The uncertainty of war fought in the trenches gives way to the fresh uncertainties of life resuming again after the armistice in Peter Gill’s new play, centred upon the 1919 Paris Peace Conference. Balanced across three acts, the play opens and closes in a drawing room in Kent where a middle-class coterie discuss when and how peace will be restored in both the British Empire and their own personal lives.
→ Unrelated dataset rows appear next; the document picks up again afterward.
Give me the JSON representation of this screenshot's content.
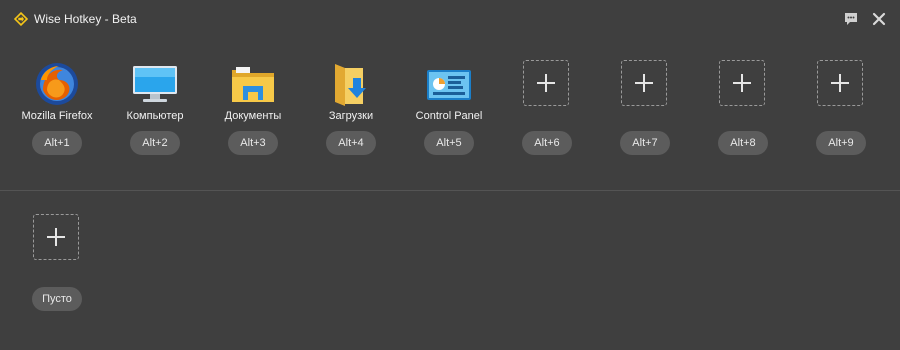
{
  "window": {
    "title": "Wise Hotkey - Beta",
    "icons": {
      "logo": "wise-hotkey-logo-icon",
      "feedback": "speech-bubble-icon",
      "close": "close-icon"
    }
  },
  "slots": [
    {
      "label": "Mozilla Firefox",
      "hotkey": "Alt+1",
      "icon": "firefox-icon"
    },
    {
      "label": "Компьютер",
      "hotkey": "Alt+2",
      "icon": "computer-monitor-icon"
    },
    {
      "label": "Документы",
      "hotkey": "Alt+3",
      "icon": "documents-folder-icon"
    },
    {
      "label": "Загрузки",
      "hotkey": "Alt+4",
      "icon": "downloads-folder-icon"
    },
    {
      "label": "Control Panel",
      "hotkey": "Alt+5",
      "icon": "control-panel-icon"
    },
    {
      "label": "",
      "hotkey": "Alt+6",
      "icon": "add-icon"
    },
    {
      "label": "",
      "hotkey": "Alt+7",
      "icon": "add-icon"
    },
    {
      "label": "",
      "hotkey": "Alt+8",
      "icon": "add-icon"
    },
    {
      "label": "",
      "hotkey": "Alt+9",
      "icon": "add-icon"
    }
  ],
  "custom_slot": {
    "hotkey": "Пусто",
    "icon": "add-icon"
  },
  "colors": {
    "background": "#3f3f3f",
    "badge": "#5c5c5c",
    "accent": "#f5c518"
  }
}
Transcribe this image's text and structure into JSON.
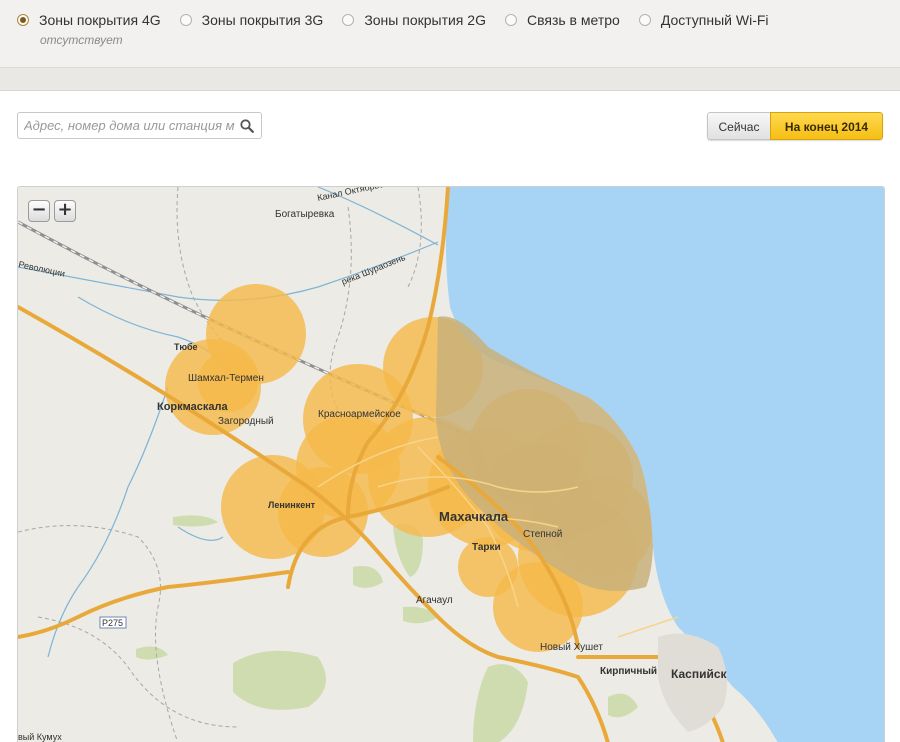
{
  "coverage_tabs": [
    {
      "label": "Зоны покрытия 4G",
      "selected": true
    },
    {
      "label": "Зоны покрытия 3G",
      "selected": false
    },
    {
      "label": "Зоны покрытия 2G",
      "selected": false
    },
    {
      "label": "Связь в метро",
      "selected": false
    },
    {
      "label": "Доступный Wi-Fi",
      "selected": false
    }
  ],
  "status_note": "отсутствует",
  "search": {
    "placeholder": "Адрес, номер дома или станция м"
  },
  "period_buttons": {
    "now": "Сейчас",
    "end_2014": "На конец 2014 г",
    "active": "end_2014"
  },
  "zoom": {
    "out": "−",
    "in": "+"
  },
  "colors": {
    "coverage": "#f5b94a",
    "sea": "#a7d4f5",
    "land": "#ecebe5",
    "active_button": "#f5bf14"
  },
  "map_labels": {
    "bogatyrevka": "Богатыревка",
    "canal": "Канал Октябрьский",
    "river_shurauzen": "река Шураозень",
    "revolyutsii": "Революции",
    "tyube": "Тюбе",
    "shamkhal": "Шамхал-Термен",
    "korkmaskala": "Коркмаскала",
    "zagorodny": "Загородный",
    "krasnoarmeyskoe": "Красноармейское",
    "leninkent": "Ленинкент",
    "makhachkala": "Махачкала",
    "stepnoy": "Степной",
    "tarki": "Тарки",
    "agachaul": "Агачаул",
    "road_badge": "Р275",
    "novy_khushet": "Новый Хушет",
    "kirpichny": "Кирпичный",
    "kaspiysk": "Каспийск",
    "novy_kumukh": "вый Кумух"
  }
}
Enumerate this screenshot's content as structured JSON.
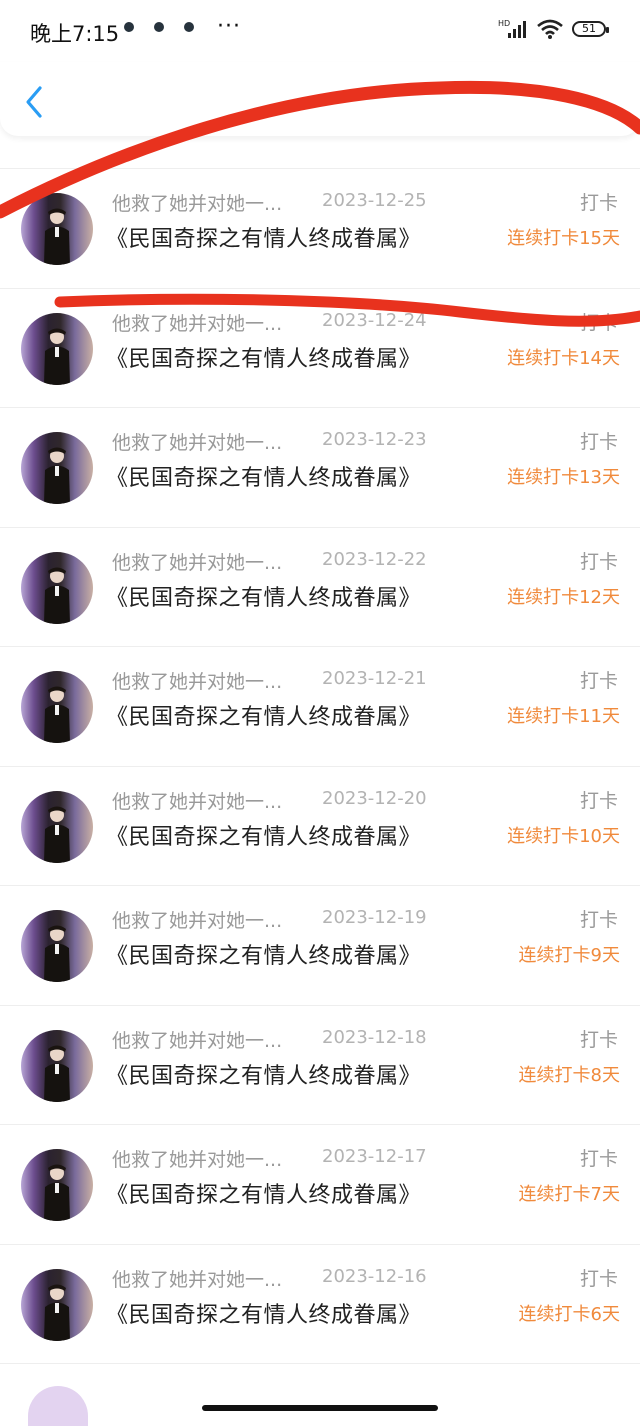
{
  "status_bar": {
    "time": "晚上7:15",
    "more": "···",
    "network": "HD",
    "battery": "51"
  },
  "entries": [
    {
      "snippet": "他救了她并对她一...",
      "date": "2023-12-25",
      "title": "《民国奇探之有情人终成眷属》",
      "action": "打卡",
      "streak": "连续打卡15天"
    },
    {
      "snippet": "他救了她并对她一...",
      "date": "2023-12-24",
      "title": "《民国奇探之有情人终成眷属》",
      "action": "打卡",
      "streak": "连续打卡14天"
    },
    {
      "snippet": "他救了她并对她一...",
      "date": "2023-12-23",
      "title": "《民国奇探之有情人终成眷属》",
      "action": "打卡",
      "streak": "连续打卡13天"
    },
    {
      "snippet": "他救了她并对她一...",
      "date": "2023-12-22",
      "title": "《民国奇探之有情人终成眷属》",
      "action": "打卡",
      "streak": "连续打卡12天"
    },
    {
      "snippet": "他救了她并对她一...",
      "date": "2023-12-21",
      "title": "《民国奇探之有情人终成眷属》",
      "action": "打卡",
      "streak": "连续打卡11天"
    },
    {
      "snippet": "他救了她并对她一...",
      "date": "2023-12-20",
      "title": "《民国奇探之有情人终成眷属》",
      "action": "打卡",
      "streak": "连续打卡10天"
    },
    {
      "snippet": "他救了她并对她一...",
      "date": "2023-12-19",
      "title": "《民国奇探之有情人终成眷属》",
      "action": "打卡",
      "streak": "连续打卡9天"
    },
    {
      "snippet": "他救了她并对她一...",
      "date": "2023-12-18",
      "title": "《民国奇探之有情人终成眷属》",
      "action": "打卡",
      "streak": "连续打卡8天"
    },
    {
      "snippet": "他救了她并对她一...",
      "date": "2023-12-17",
      "title": "《民国奇探之有情人终成眷属》",
      "action": "打卡",
      "streak": "连续打卡7天"
    },
    {
      "snippet": "他救了她并对她一...",
      "date": "2023-12-16",
      "title": "《民国奇探之有情人终成眷属》",
      "action": "打卡",
      "streak": "连续打卡6天"
    }
  ],
  "colors": {
    "accent": "#f08a3c",
    "back_icon": "#2a9df4",
    "annotation": "#e8321e"
  }
}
In the middle of this, the action shifts to Paris where Leonard, a young civil servant is advising on the negotiations of the Treaty and becoming increasingly concerned by the consequences of harsh war reparations to Germany.
Versailles’ strength is this original positioning at a crossing-point, where pre-war and post-war sentiments, the present and the absent, internal and external pressures collide and are suspended in a limbo that Gill’s direction moves forward with increasing urgency.
Richard Hudson’s handsome design perfectly evokes a last grasp at order in a world on the cusp of massive social, political and moral change. Hanging chandeliers, high cornices and draped maps give a sense of the enormity of space in which the characters must make their choices, yet becomes increasingly claustrophobic throughout. And we really feel every character’s personal struggle with flawless performances from all the cast. A growing generation divide is displayed well by Tamla Kari’s challenge of decorum in Leonard’s sister, Mabel. Barbara Flynn’s exceptional rendering of Marjorie Chater, an outspoken harbinger of tradition, stoically dealing with the loss of her son, Gerald, provides moments of much-needed humour. Gwilym Lee gives a superbly controlled performance as Leonard, moving from impassioned idealism to chillingly prescient scepticism, all the while haunted by his lover, Gerald Chater, who never returned from the front line.
As Gerald reminds us, ‘the war is being dispatched now by words’ and in addressing Germany’s treatment in Paris with such accurate and insistent detail, Versailles could easily have lapsed into a dogmatic history lecture. What emerges, however, is a nuanced and painful study of loss and repair where voices unheard and unspoken resonate just as powerfully as any fiery rhetoric. Gerald’s ghost seamlessly flows in and out of the action and Tom Hughes’ graceful movements and rhythmic delivery lend a poetic feel to his presence, aided by Paul Pyant’s ethereal lighting and sparse moments of music, as the Floradora sextet, heard from a distance, closes the second act.
This is a play of interruptions at crucial moments, of instability and time out of joint. It is a shame, therefore, that the only fault in this otherwise flawless production is its length. Even with its touch of light humour, its patterning of politic and private, at three hours running time, the production cannot escape from a sense of dilution rather than addition at certain moments. Some editing, particularly of the detailed discussions of the Saar Basin would have crystallised the emotion behind the atrocities of war. Josh O’Connor’s martyr-like concern for a shell-shocked compatriate as Hugh, and Christopher Godwin’s momentary surrender to grief as Marjorie’s husband, resonate far more than Leonard’s dissemination of statistics from the front line.
‘Catastrophe is difficult to process and history begins where we want’, Leonard claims at the close of the play. Gill’s writing powerfully demonstrates the difficulty of how nations and, more importantly, individuals remember, articulate and absorb such catastrophe, eschewing moralising for a production that never finds a settled conclusion and is genuinely moving throughout.